Written by
Schima Mayer Starlinger, a modern, service-oriented law firm in Austria.
In order to counteract the negative economic impact of Covid-19 the Austrian government has implemented ‘corona short time work’.

The Austria Government has introduced a regulated regime of short-time work (‘Corona-Kurzarbeit’). The intention behind the short-time work is a temporary reduction of normal working hours and remuneration. To take advantage of this regime, the company has to discuss it either with the works council if there is one, or with affected employees. In the first case, an agreement about short time work is concluded between the employer and the works council, in the latter case the employer has to conclude individual agreements with every affected employee (based on master agreements called ‘social partner agreement’ which are available on Chamber of Commerce or union websites). To ease the process in view of restrictions on leaving home, agreements with the employees can also be reached using email or even WhatsApp. The employer must forward the agreement form, signed either by the works council or by all the employees affected, to the Labour Market Service (AMS). The employer must also send a special form giving the exact number of employees of the company (how many white collar employees and how many workers), the planned duration of short-time work, the number of employees affected, the average income and the planned maximum reduction in working hours among other information to the AMS.

According to a recent statement by the social partners (trade unions and Chamber of Commerce), it has been decided that the AMS will grant preliminary approval for complete applications that include social partner agreement. The trade unions examine application for short-time-work on a selective basis and can reject individual applications within 48 hours. The Chamber of Commerce has already given its global approval for all applications for short-time work submitted in accordance with a social partner agreement to speed up the approval process.
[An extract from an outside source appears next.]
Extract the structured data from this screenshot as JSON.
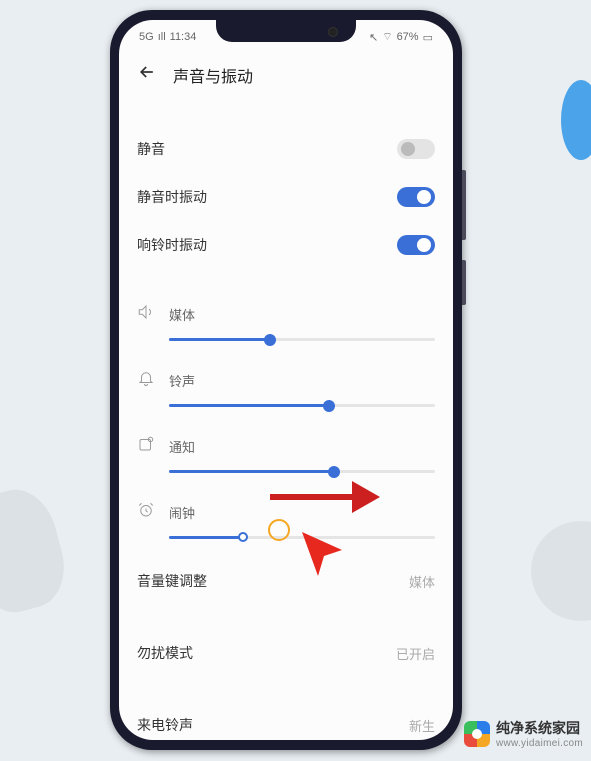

Corona short-time work may also be agreed retroactively starting on 1 March 2020 for a maximum of three months, after which it may be extended once by another three months. As a general rule, employees have to use any holiday entitlements from previous years and any time credits, if feasible, before starting the short time work. However, the employer is only required to prove it made a serious effort to ensure the employees use old vacation and time credits (for example by sending a letter to employees requiring them to use up their old vacation as much as possible). If the short-time-work is extended by another three months, employees basically have to use three additional weeks of vacation from the current vacation year (if they have accrued that many days).

During corona short-time work, an average of at least 10% (and of 90% maximum) of the weekly normal working time must be worked. Working hours can be arranged flexibly: normal working hours can temporarily be set to zero for some of weeks, as long as the average of working hours is at least 10% over the whole period of short time work.

The advantage of the coronavirus short-time work system compared to previous models is that depending on the employee’s salary (up to EUR 1.700 gross / up to 2.685 gross / above 2.685 gross) the AMS will pays the difference between reduced net income (which is paid by the employer) to guarantee that the employee earns up to 90%, 85% or 80% of former net income (based on usual hours outside of short time working). The AMS will not pay short time for any portion of salary above EUR 5,370.

During short-time work, no employees can be laid off for business reasons. In addition, any employee that participated in short time work cannot be laid off for a further month after the short-time work ends. If terminations based on personal reasons are necessary, the employer has to employ a new employee instead.

Lisa Hittinger
Associate - Austria
Schima Mayer Starlinger